by Pieter VanderWerf

I feel like I’m the only person on the planet who believes this, but here goes. The vast majority of American buyers will not demand green-built homes.

Yes, I have watched as the number of LEED buildings certified by the USGBC rose from under ten in 2001 to literally thousands in 2008. I have followed news reports that tell us dozens of cities, including Chicago, Seattle, and St. Louis now require that all of their new municipal buildings be certified. Many corporations have announced similar policies for some or all of their buildings: Hard Rock Cafe, JW Marriott, and Monsanto, to name a few. The advance of the green building movement has been stunning, rapid, and undeniable.

But consider a townhouse development I was associated with in Massachusetts in the 1980s. The price of oil had recently risen as a result of tensions with Iran. The houses were built with 2×6 construction and other features to improve energy efficiency. The developer had complete, precise data to show the projected annual fuel savings, and how the initial cost would be recouped in a pretty reasonable period of time. 

Nobody cared. Buyers consistently asked, “Why are your houses $4,000 more than the ones across the street?” The sales staff patiently explained the energy payback. Then the buyers asked, “Why are your houses $4,000 more than the ones across the street?” Nothing the staff told them registered. 

Buyers simply considered the energy savings to be irrelevant. That development sold out because the overall market was hot, but the units moved much more slowly than the competition’s. Profits were much better across the street.

Up to now, LEED projects have been mostly government and corporate. Governments have the wider view of society in mind. Corporations can get favorable publicity, improved public relations, and better employee morale when they do something for the community. What does a homebuyer get?

I have worked with some LEED projects and as best as I can tell, the construction cost for nearly all of them was measurably more than it would have been with conventional methods. Not always a lot more expensive, and one could clearly argue that it was worth it. But the initial cost of these buildings, on an apples-to-apples basis, once you account for all materials and field labor and design and staff time, is in my experience almost always higher. When the official cost wasn’t higher, it was because the LEED projects included donated materials, or because a lot of extra hours went unbilled.

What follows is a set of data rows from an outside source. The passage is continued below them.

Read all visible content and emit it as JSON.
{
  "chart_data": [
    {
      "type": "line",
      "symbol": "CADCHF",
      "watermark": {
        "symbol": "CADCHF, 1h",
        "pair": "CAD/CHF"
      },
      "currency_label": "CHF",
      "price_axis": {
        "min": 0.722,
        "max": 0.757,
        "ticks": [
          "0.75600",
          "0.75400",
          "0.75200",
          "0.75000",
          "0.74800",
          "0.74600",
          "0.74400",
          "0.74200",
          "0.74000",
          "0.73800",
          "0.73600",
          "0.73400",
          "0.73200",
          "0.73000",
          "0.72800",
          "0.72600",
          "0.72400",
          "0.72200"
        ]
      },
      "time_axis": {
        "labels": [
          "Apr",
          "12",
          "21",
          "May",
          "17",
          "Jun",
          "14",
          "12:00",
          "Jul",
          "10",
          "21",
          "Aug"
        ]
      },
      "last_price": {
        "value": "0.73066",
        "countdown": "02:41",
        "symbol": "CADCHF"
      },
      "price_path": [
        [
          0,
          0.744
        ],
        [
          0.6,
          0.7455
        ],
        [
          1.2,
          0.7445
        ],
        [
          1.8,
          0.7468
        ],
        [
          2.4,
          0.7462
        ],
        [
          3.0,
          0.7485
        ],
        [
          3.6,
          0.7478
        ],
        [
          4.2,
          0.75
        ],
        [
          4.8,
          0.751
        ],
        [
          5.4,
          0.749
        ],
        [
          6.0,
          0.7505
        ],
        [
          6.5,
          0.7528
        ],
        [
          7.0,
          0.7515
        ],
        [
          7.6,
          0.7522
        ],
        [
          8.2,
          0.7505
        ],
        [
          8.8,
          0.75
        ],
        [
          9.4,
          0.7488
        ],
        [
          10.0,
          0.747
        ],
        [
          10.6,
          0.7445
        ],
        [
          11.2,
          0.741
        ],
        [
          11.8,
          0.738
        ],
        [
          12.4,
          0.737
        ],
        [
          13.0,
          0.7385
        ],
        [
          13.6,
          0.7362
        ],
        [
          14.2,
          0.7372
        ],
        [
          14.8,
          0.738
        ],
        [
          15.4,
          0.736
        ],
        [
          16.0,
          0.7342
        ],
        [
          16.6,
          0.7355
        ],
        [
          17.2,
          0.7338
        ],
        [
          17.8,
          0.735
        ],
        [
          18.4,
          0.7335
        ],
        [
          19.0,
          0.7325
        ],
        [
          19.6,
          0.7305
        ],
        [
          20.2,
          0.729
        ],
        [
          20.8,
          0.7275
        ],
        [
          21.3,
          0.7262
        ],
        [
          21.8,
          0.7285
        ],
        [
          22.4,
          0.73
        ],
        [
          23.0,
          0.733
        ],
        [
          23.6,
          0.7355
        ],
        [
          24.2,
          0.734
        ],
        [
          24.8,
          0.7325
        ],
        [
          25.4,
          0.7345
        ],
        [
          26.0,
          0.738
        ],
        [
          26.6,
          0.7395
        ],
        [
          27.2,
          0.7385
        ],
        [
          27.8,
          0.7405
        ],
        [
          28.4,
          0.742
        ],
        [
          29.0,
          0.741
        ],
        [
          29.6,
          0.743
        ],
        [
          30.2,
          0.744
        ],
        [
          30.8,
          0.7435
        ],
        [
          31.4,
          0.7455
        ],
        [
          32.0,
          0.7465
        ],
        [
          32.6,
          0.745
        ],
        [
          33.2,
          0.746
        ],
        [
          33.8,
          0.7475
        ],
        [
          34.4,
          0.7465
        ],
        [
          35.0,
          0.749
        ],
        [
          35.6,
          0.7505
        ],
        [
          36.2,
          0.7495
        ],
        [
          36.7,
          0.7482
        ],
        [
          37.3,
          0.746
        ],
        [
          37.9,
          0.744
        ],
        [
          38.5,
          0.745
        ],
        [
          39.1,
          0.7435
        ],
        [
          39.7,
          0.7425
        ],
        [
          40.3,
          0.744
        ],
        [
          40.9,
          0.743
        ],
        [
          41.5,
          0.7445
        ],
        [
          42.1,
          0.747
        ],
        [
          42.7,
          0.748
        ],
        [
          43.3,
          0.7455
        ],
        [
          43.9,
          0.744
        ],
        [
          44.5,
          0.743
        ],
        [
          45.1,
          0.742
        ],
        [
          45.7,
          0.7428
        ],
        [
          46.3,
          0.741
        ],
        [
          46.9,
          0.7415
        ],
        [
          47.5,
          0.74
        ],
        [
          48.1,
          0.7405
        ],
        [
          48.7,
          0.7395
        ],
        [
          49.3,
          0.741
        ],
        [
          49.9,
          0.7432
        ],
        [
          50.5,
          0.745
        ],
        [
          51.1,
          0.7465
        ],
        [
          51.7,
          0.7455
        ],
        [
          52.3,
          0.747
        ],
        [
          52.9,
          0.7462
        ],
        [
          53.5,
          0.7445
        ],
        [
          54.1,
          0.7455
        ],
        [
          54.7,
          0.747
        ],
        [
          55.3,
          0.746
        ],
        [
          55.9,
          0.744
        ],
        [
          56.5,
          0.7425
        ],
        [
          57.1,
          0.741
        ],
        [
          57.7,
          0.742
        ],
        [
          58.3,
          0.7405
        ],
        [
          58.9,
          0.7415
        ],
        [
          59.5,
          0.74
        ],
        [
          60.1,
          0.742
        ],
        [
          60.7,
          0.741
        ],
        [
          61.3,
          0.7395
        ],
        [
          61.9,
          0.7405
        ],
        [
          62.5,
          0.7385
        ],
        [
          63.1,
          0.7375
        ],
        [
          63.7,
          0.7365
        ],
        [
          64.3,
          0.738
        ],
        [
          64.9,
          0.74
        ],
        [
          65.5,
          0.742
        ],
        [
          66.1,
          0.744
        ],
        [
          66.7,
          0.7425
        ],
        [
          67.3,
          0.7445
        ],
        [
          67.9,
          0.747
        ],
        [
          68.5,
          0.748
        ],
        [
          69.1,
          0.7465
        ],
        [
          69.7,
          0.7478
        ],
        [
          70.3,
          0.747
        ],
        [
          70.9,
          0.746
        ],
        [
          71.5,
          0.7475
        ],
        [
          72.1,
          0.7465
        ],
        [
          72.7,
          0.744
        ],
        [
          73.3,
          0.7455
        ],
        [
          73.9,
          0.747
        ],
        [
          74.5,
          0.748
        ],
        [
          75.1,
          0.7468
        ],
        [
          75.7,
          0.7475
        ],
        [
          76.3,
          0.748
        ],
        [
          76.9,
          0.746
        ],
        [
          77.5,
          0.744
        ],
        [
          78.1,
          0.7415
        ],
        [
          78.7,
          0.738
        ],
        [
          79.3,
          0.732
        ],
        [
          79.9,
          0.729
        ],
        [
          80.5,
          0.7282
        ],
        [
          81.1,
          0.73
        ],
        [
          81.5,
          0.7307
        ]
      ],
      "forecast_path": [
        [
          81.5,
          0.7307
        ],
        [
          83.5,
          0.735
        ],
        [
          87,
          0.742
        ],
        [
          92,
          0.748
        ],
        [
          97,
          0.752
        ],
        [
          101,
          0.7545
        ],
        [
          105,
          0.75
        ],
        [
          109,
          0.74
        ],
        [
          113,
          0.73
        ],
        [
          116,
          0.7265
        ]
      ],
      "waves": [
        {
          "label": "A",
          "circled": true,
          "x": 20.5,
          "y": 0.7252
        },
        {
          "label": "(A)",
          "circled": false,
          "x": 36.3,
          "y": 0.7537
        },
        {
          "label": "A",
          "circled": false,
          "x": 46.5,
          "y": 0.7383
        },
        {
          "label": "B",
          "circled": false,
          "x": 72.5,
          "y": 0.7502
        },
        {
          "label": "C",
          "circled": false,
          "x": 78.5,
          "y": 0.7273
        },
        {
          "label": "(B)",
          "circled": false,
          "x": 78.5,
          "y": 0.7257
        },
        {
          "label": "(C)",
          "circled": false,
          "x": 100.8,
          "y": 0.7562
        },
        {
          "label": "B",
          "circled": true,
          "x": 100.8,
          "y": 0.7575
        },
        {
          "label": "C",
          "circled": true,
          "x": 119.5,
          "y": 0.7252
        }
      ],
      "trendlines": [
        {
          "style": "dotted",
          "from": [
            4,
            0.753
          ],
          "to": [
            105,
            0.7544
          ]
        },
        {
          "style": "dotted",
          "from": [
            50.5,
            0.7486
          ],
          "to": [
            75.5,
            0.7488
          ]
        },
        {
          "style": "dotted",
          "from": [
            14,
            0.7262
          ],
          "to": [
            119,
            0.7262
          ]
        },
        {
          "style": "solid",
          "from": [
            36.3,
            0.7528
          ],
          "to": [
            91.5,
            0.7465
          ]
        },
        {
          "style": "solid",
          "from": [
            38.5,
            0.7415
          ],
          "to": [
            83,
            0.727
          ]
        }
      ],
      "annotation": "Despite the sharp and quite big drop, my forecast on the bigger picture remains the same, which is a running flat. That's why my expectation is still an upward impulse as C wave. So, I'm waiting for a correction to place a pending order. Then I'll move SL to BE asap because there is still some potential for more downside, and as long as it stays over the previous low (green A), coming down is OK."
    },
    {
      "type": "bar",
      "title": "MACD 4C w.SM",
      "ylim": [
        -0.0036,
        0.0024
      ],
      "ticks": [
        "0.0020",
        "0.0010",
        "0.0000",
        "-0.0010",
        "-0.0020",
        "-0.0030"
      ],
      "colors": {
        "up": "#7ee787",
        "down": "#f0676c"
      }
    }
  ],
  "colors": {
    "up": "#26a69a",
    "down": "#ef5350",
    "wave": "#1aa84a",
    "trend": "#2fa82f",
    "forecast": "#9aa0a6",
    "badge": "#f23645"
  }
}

I see nothing wrong with green buildings costing more. You pay more to get more. However, that does not mean that a large percentage of home buyers will choose to build this way. For most buyers, initial cost is very important, perhaps most important. 

Most people go pretty close to their financial limits when they buy a house. We would all like more in the place we are going to live in every day for years to come. So we spend as much as we can, or as much as we are comfortable spending, to get as much house as we can. 

To be honest, that townhouse development in the ‘80s left people with a choice: buy our house and get a stream of utility savings in the future, or buy from the competition and get an extra bedroom to use now and in the future. The vast majority chose the extra bedroom, and it’s hard to fault them.

The National Association of Home Builders (NAHB) has undertaken the long and difficult task of writing its own standard for green homes. Yet even before it was done I knew of builders who complained that buyer interest was limited, and the new standard would simply cast their usual construction practices in a bad light.

Clearly things change. Houses have become continuously more energy efficient over the last four decades. But that did not come about because individual homebuyers demanded more and more energy-efficient homes over the last four decades.

No, advances in energy efficiency came for somewhat different reasons. In fact, they are the same reasons that home construction will also become more and more sustainable in the future. 

These reasons have nothing to do with individual buyers demanding energy-efficient—or more green—homes. But more about that later….

Next issue: Why houses will go green.

Pieter VanderWerf

President of Building Works, Inc., a consulting firm that helps companies with advanced construction products. He can be reached at, and his company at